Scan the records below and report how many lines include the string "currently"; the number alone will do.

*RECORDS TO USE*:
· · · ·

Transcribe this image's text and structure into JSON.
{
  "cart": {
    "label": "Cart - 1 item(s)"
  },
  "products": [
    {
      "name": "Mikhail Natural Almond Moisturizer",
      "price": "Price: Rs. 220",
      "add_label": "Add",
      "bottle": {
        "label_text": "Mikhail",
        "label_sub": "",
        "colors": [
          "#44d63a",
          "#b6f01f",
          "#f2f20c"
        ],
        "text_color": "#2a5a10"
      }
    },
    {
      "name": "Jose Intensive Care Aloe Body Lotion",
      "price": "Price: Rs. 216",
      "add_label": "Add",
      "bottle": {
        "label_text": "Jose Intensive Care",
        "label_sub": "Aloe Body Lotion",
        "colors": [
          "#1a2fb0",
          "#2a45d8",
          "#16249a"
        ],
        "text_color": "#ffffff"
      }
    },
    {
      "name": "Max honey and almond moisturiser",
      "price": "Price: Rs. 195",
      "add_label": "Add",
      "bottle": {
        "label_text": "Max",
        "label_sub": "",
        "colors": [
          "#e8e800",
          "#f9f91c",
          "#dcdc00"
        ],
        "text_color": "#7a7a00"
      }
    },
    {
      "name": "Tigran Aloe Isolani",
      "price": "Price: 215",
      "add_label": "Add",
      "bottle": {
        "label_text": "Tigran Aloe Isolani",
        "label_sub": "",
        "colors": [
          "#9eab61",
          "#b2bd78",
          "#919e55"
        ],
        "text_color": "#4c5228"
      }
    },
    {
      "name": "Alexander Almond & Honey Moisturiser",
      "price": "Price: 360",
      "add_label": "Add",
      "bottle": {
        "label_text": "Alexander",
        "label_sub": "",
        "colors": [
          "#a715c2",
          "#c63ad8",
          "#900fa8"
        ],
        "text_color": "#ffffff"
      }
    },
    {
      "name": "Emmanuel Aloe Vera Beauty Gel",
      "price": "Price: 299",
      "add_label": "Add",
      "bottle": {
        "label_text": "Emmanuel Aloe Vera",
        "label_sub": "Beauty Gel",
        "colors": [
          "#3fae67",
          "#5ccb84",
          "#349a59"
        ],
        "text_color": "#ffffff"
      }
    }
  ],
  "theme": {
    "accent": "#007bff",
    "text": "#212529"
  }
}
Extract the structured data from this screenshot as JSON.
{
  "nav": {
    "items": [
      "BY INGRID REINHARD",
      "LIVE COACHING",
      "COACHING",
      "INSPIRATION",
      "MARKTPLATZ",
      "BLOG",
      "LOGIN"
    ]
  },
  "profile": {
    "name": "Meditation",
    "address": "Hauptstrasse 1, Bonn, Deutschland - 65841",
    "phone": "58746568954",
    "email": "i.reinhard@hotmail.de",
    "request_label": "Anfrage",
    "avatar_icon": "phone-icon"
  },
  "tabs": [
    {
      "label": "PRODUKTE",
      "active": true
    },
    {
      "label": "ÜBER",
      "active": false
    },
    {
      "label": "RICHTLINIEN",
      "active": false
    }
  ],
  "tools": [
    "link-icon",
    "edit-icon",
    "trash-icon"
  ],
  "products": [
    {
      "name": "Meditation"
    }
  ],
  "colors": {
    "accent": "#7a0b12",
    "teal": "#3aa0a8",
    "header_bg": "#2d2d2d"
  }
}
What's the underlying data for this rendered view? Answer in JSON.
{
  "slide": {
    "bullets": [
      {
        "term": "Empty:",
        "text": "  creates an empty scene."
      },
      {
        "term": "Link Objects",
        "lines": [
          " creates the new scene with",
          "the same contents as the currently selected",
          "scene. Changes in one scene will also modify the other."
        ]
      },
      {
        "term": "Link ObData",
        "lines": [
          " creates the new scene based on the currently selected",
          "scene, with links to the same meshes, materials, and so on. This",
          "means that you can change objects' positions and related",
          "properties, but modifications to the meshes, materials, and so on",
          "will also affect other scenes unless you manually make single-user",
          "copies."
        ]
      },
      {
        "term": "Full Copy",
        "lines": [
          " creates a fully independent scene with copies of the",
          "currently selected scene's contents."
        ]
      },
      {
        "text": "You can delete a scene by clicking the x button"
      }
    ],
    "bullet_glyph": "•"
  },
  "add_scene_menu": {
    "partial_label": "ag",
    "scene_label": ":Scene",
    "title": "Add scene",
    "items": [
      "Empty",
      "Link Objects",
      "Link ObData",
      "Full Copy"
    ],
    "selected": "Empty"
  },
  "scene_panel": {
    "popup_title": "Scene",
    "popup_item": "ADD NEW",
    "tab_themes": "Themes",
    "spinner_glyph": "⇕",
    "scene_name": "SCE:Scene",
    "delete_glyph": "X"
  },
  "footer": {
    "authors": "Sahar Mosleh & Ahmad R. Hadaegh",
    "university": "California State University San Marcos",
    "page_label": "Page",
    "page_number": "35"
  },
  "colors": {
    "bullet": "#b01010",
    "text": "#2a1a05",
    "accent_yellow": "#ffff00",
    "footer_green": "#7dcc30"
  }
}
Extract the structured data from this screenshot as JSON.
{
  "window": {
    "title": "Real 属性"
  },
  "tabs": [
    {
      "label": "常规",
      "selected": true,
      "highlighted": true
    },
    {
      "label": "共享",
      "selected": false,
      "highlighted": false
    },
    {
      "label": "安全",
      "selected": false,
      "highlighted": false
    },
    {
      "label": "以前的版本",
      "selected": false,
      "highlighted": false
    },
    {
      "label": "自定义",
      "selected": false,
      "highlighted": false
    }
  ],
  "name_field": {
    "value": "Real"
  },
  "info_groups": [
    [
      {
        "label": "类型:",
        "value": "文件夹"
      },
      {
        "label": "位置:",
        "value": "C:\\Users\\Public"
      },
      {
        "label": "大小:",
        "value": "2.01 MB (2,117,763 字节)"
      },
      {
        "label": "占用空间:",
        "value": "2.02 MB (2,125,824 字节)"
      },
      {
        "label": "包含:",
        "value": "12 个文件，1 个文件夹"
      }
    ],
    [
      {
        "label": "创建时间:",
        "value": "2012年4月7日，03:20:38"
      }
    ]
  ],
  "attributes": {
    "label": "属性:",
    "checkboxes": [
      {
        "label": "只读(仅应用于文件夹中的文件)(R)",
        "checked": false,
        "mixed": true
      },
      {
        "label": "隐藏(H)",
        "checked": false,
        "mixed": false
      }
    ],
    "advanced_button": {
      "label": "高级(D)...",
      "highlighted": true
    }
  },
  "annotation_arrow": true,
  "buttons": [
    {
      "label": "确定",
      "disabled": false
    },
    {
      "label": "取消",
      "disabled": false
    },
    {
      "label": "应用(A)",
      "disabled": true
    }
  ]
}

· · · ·

*EXPECTED OUTPUT*: 3